February 11, 2016 | Kelly

Will you share your business view on the Referendum with your employees?

Most UK employers have not expressed a view, saying either that it is ‘political’ or that it will not make a difference either way. In contrast, many foreign owned companies with UK subsidiaries have said what they think.

If I was an employee of any UK business, I would expect some indication as to what the top management business judgement was. That may affect my future and surely the Board view on which option is best for the company is something I should know. After all, my job impacts my earnings, security, self esteem, identity and my opportunity to develop. Being at work is no ordinary transaction on the lines of ‘my labour for your money’. It’s much deeper than that.

 That is why, when it comes to the Referendum on Europe, an employer should do a commercial analysis and should tell employees what the Board thinks. Frankly, it is a bit odd not to state your view. If an employee asks you what the board thinks is in the best interests of the company are you really going to say you don’t know or you don’t want to say?  It is not credible to say that no analysis has been done.

I do not buy the argument that some customers may be upset. Major global firms have expressed a view; do they seriously feel they are going to lose customers for doing so?

It may be of course that the Board itself has not made a corporate decision because they themselves are divided.

After all, how do you ring fence the personal political views of sceptics or Euro enthusiast colleagues on your exec from the strictly business stance you need to take as a group? That is a tough one for private businesses led by powerful figures eg Anthony Bamford or James Dyson who are strong supporters of the UK leaving. Interesting isn’t it how much sceptic support comes from successful entrepreneurs. Perhaps they feel powerful enough to take their own line rather than one that emerges from rigorous analysis among broader group of colleagues? I wonder what their employees feel but cannot perhaps say?

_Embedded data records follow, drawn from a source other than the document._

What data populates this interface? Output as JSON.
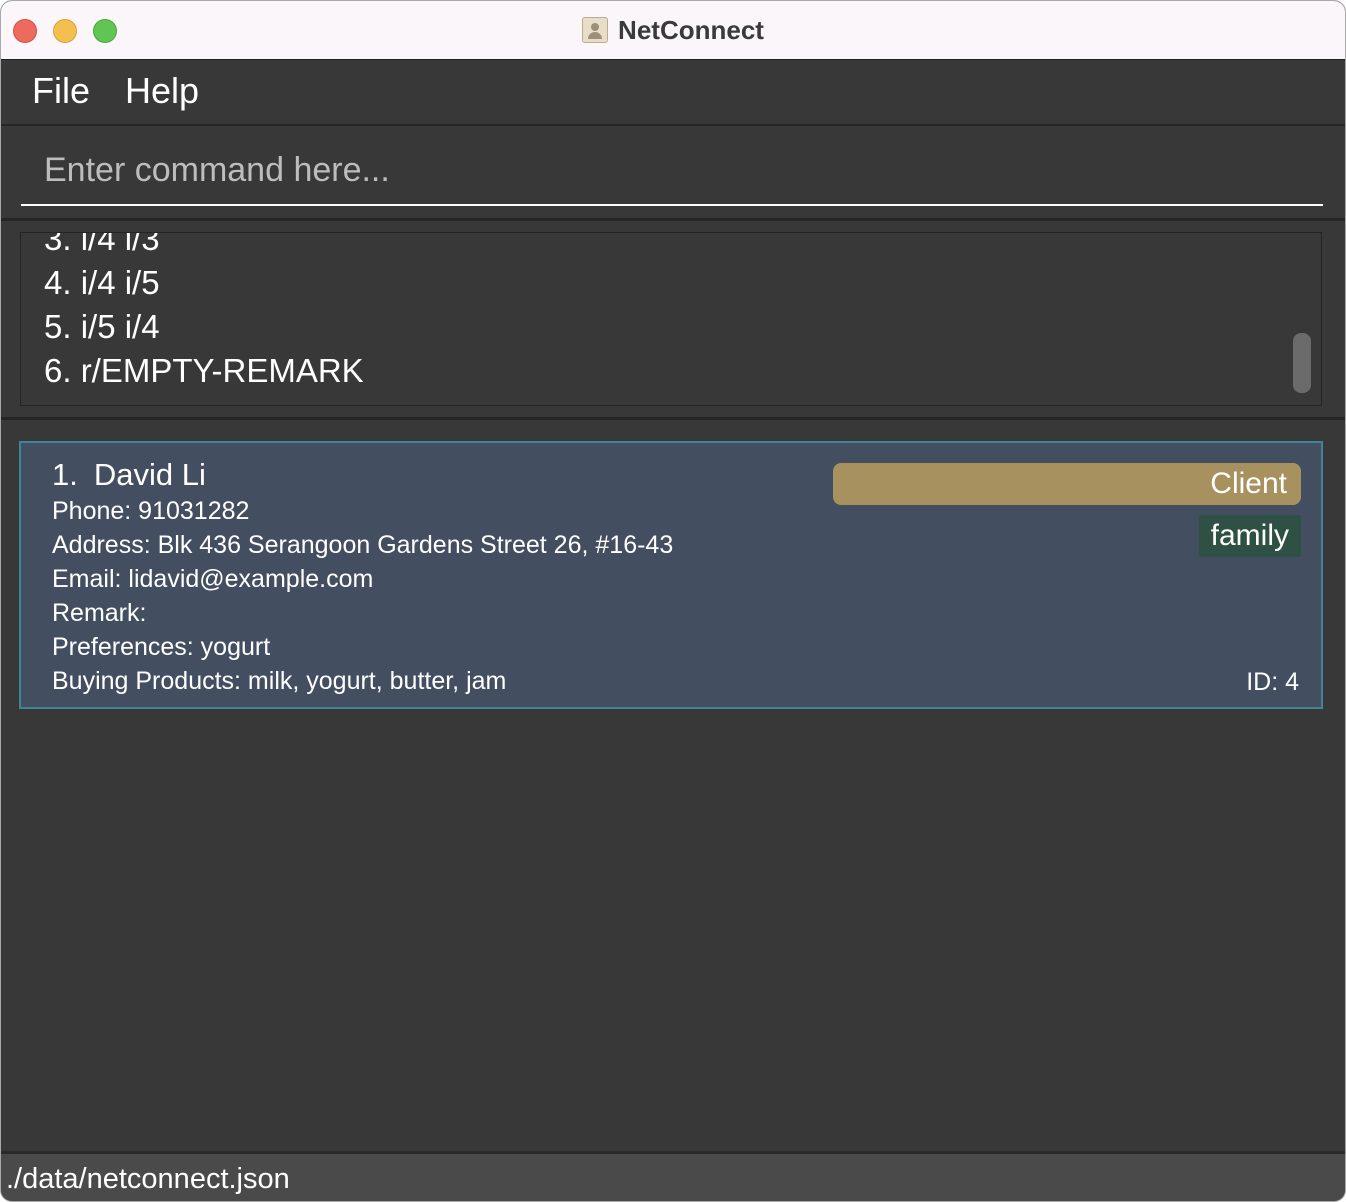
{
  "window": {
    "title": "NetConnect",
    "app_icon": "address-book-icon"
  },
  "menu": {
    "items": [
      "File",
      "Help"
    ]
  },
  "command": {
    "placeholder": "Enter command here...",
    "value": ""
  },
  "result_display": {
    "lines": [
      "3. i/4 i/3",
      "4. i/4 i/5",
      "5. i/5 i/4",
      "6. r/EMPTY-REMARK"
    ]
  },
  "persons": [
    {
      "index": "1.",
      "name": "David Li",
      "phone": "Phone: 91031282",
      "address": "Address: Blk 436 Serangoon Gardens Street 26, #16-43",
      "email": "Email: lidavid@example.com",
      "remark": "Remark:",
      "preferences": "Preferences: yogurt",
      "products": "Buying Products: milk, yogurt, butter, jam",
      "role_tag": "Client",
      "tags": [
        "family"
      ],
      "id": "ID: 4"
    }
  ],
  "status_bar": {
    "path": "./data/netconnect.json"
  },
  "colors": {
    "background": "#383838",
    "card": "#434e60",
    "card_border": "#3d8597",
    "client_tag": "#a7915f",
    "family_tag": "#2e5143"
  }
}
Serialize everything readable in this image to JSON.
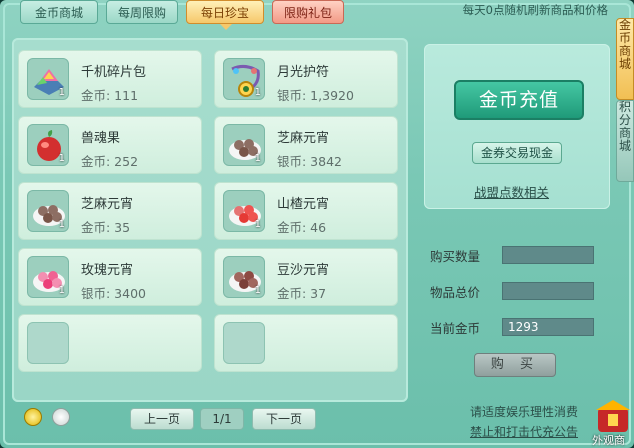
{
  "tabs": [
    {
      "label": "金币商城",
      "active": false
    },
    {
      "label": "每周限购",
      "active": false
    },
    {
      "label": "每日珍宝",
      "active": true
    },
    {
      "label": "限购礼包",
      "active": false
    }
  ],
  "notice": "每天0点随机刷新商品和价格",
  "items": [
    {
      "name": "千机碎片包",
      "price": "金币: 111",
      "count": "1",
      "icon": "shards-pack-icon"
    },
    {
      "name": "月光护符",
      "price": "银币: 1,3920",
      "count": "1",
      "icon": "moonlight-amulet-icon"
    },
    {
      "name": "兽魂果",
      "price": "金币: 252",
      "count": "1",
      "icon": "beast-soul-fruit-icon"
    },
    {
      "name": "芝麻元宵",
      "price": "银币: 3842",
      "count": "1",
      "icon": "sesame-dumpling-icon"
    },
    {
      "name": "芝麻元宵",
      "price": "金币: 35",
      "count": "1",
      "icon": "sesame-dumpling-icon"
    },
    {
      "name": "山楂元宵",
      "price": "金币: 46",
      "count": "1",
      "icon": "hawthorn-dumpling-icon"
    },
    {
      "name": "玫瑰元宵",
      "price": "银币: 3400",
      "count": "1",
      "icon": "rose-dumpling-icon"
    },
    {
      "name": "豆沙元宵",
      "price": "金币: 37",
      "count": "1",
      "icon": "bean-paste-dumpling-icon"
    }
  ],
  "right": {
    "recharge_label": "金币充值",
    "exchange_label": "金券交易现金",
    "alliance_link": "战盟点数相关",
    "qty_label": "购买数量",
    "qty_value": "",
    "total_label": "物品总价",
    "total_value": "",
    "gold_label": "当前金币",
    "gold_value": "1293",
    "buy_label": "购 买"
  },
  "pager": {
    "prev": "上一页",
    "indicator": "1/1",
    "next": "下一页"
  },
  "footer": {
    "line1": "请适度娱乐理性消费",
    "line2": "禁止和打击代充公告"
  },
  "side_tabs": [
    "金币商城",
    "积分商城"
  ],
  "corner_label": "外观商",
  "colors": {
    "active_tab": "#f6c86b",
    "recharge": "#1f9a79",
    "panel": "#7ac8b5"
  }
}
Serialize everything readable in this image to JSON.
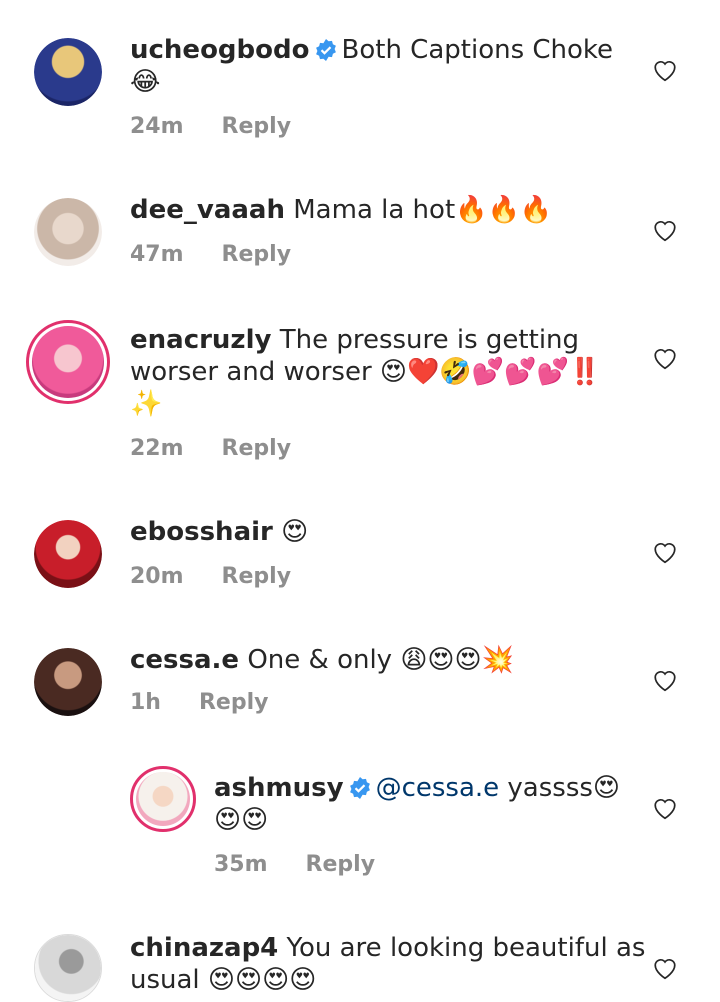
{
  "comments": [
    {
      "username": "ucheogbodo",
      "verified": true,
      "line1": "Both Captions Choke",
      "line2": "😂",
      "time": "24m",
      "reply": "Reply"
    },
    {
      "username": "dee_vaaah",
      "verified": false,
      "line1": "Mama la hot🔥🔥🔥",
      "time": "47m",
      "reply": "Reply"
    },
    {
      "username": "enacruzly",
      "verified": false,
      "line1": "The pressure is getting",
      "line2": "worser and worser 😍❤️🤣💕💕💕‼️",
      "line3": "✨",
      "time": "22m",
      "reply": "Reply"
    },
    {
      "username": "ebosshair",
      "verified": false,
      "line1": "😍",
      "time": "20m",
      "reply": "Reply"
    },
    {
      "username": "cessa.e",
      "verified": false,
      "line1": "One & only 😩😍😍💥",
      "time": "1h",
      "reply": "Reply"
    },
    {
      "username": "ashmusy",
      "verified": true,
      "mention": "@cessa.e",
      "line1": "yassss😍",
      "line2": "😍😍",
      "time": "35m",
      "reply": "Reply"
    },
    {
      "username": "chinazap4",
      "verified": false,
      "line1": "You are looking beautiful as",
      "line2": "usual 😍😍😍😍"
    }
  ]
}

How does your view influence your Employer Brand among existing employees and potential recruits? How will they feel about their prospects in a firm which wants to stay in versus one which wants to be a plucky merchant adventurer and enter into the unknown post Brexit world? What message does either convey to the kind of talent you want?  Given that so much internal communication aims to be 100% risk free, I would respect any prospective employer who showed they had done the analysis and stated a view. Hiding away behind the ‘it’s political and we don’t comment’ line does not score points for top talent seeking a clear point of view.

What about the public sector in the UK (32% of all employees?) does it matter to them either way? of course it does if you think that public sector budgets will be influenced by the future prosperity of the UK. But will their management feel able to say anything? Probably not, though perhaps some public service leaders in Scotland will not feel so restrained.

Two final points:

  1. If you have not got a Board view yet, how best do you establish it and do you anyway assess this issue as a potential risk to the company in your annual review?

Can you perhaps form an internal group say the heads of finance, marketing, operations, corporate development and HR to undertake an assessment of the risks and opportunities? Set up a session with an external facilitator for the overall exec to review? Involve customers? Involve employees?

  1. Expressing a view to employees.

Some employers may want to add some emotional and wider factors but the communication may be best limited to an analysis of what is most likely to happen to the company’s fortunes taking into account the impact of either result on people, operations, finance, marketing and corporate development. This is then followed by a conclusion on which option is likely to be best for the firm and its stakeholders. It should of course be a balanced view and, while unlikely, may offer a conclusion that it does not matter.

Last thought —

As the Referendum date gets nearer, I suspect a corporate line of ‘no view’ will become untenable. Employees will ask questions, competitors may increasingly go public and if you have done the work and agreed your stance, why not reveal it earlier than later (and rather lamely) when so many bolder employers will be ahead of you?

Simon Barrow